◆ **PROBLEM DETAILS**
Repeat every line of the data exactly; the pictures stay out.

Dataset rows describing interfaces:
--------

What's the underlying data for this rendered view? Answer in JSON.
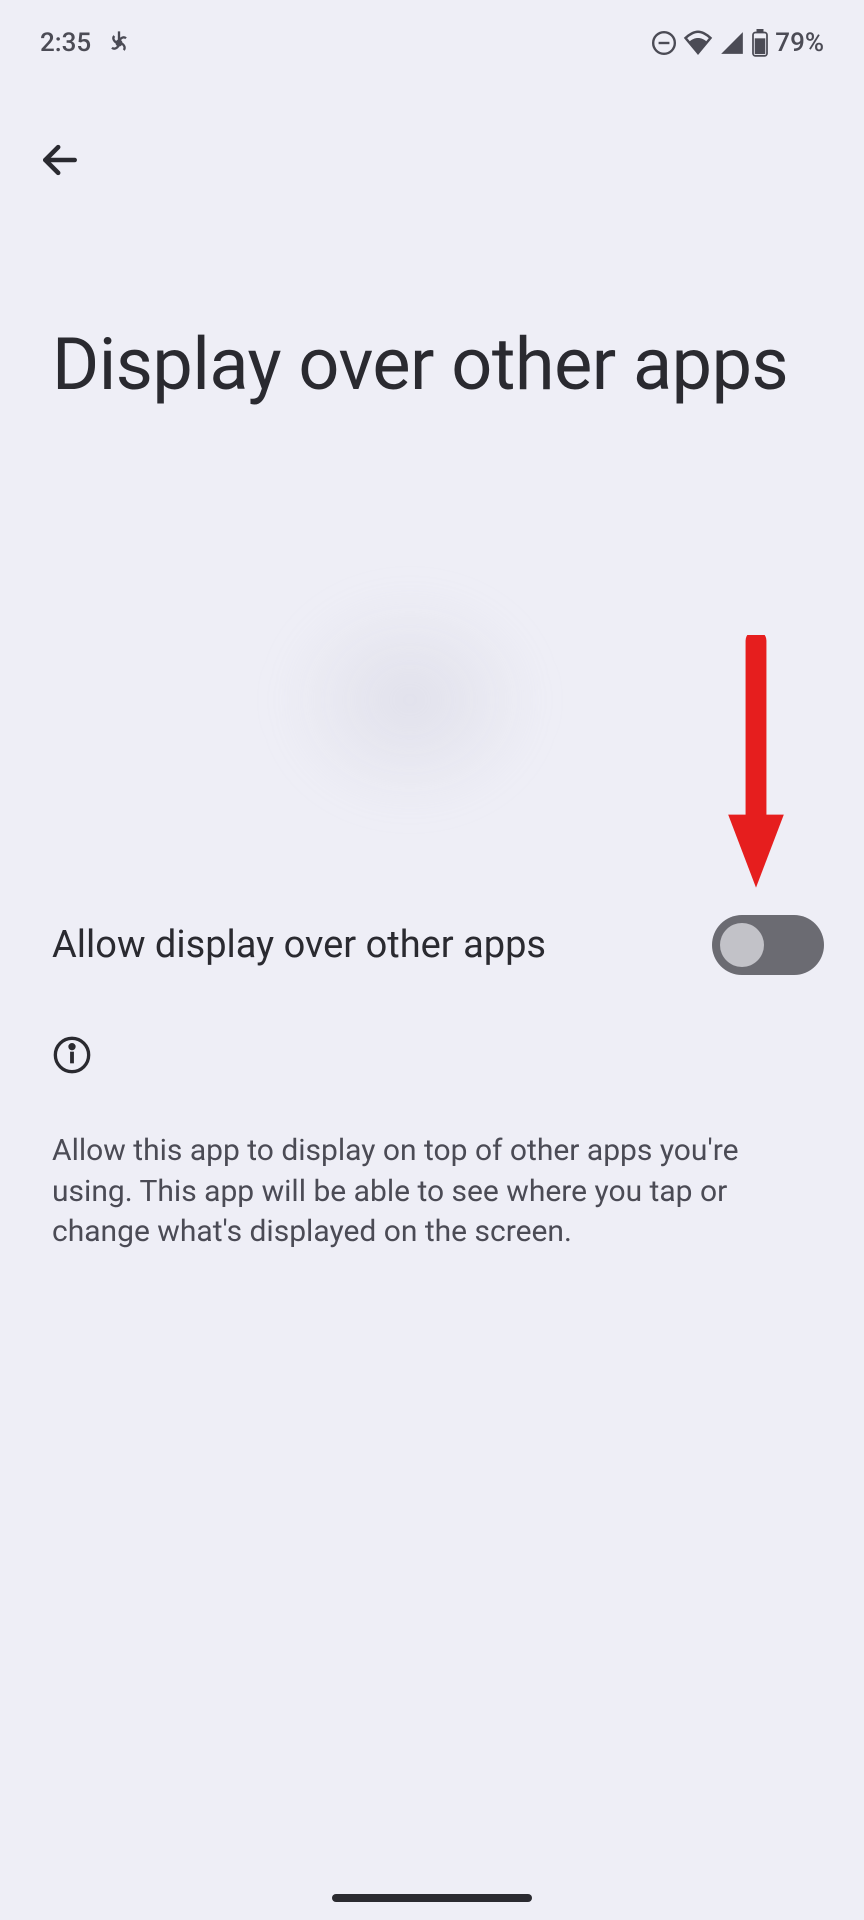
{
  "statusBar": {
    "time": "2:35",
    "batteryPercent": "79%"
  },
  "pageTitle": "Display over other apps",
  "setting": {
    "label": "Allow display over other apps",
    "enabled": false
  },
  "infoText": "Allow this app to display on top of other apps you're using. This app will be able to see where you tap or change what's displayed on the screen."
}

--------

◆ **WRITTEN RESPONSE**
What's the underlying data for this rendered view? Answer in JSON.
{
  "statusBar": {
    "time": "2:35",
    "batteryPercent": "79%"
  },
  "pageTitle": "Display over other apps",
  "setting": {
    "label": "Allow display over other apps",
    "enabled": false
  },
  "infoText": "Allow this app to display on top of other apps you're using. This app will be able to see where you tap or change what's displayed on the screen."
}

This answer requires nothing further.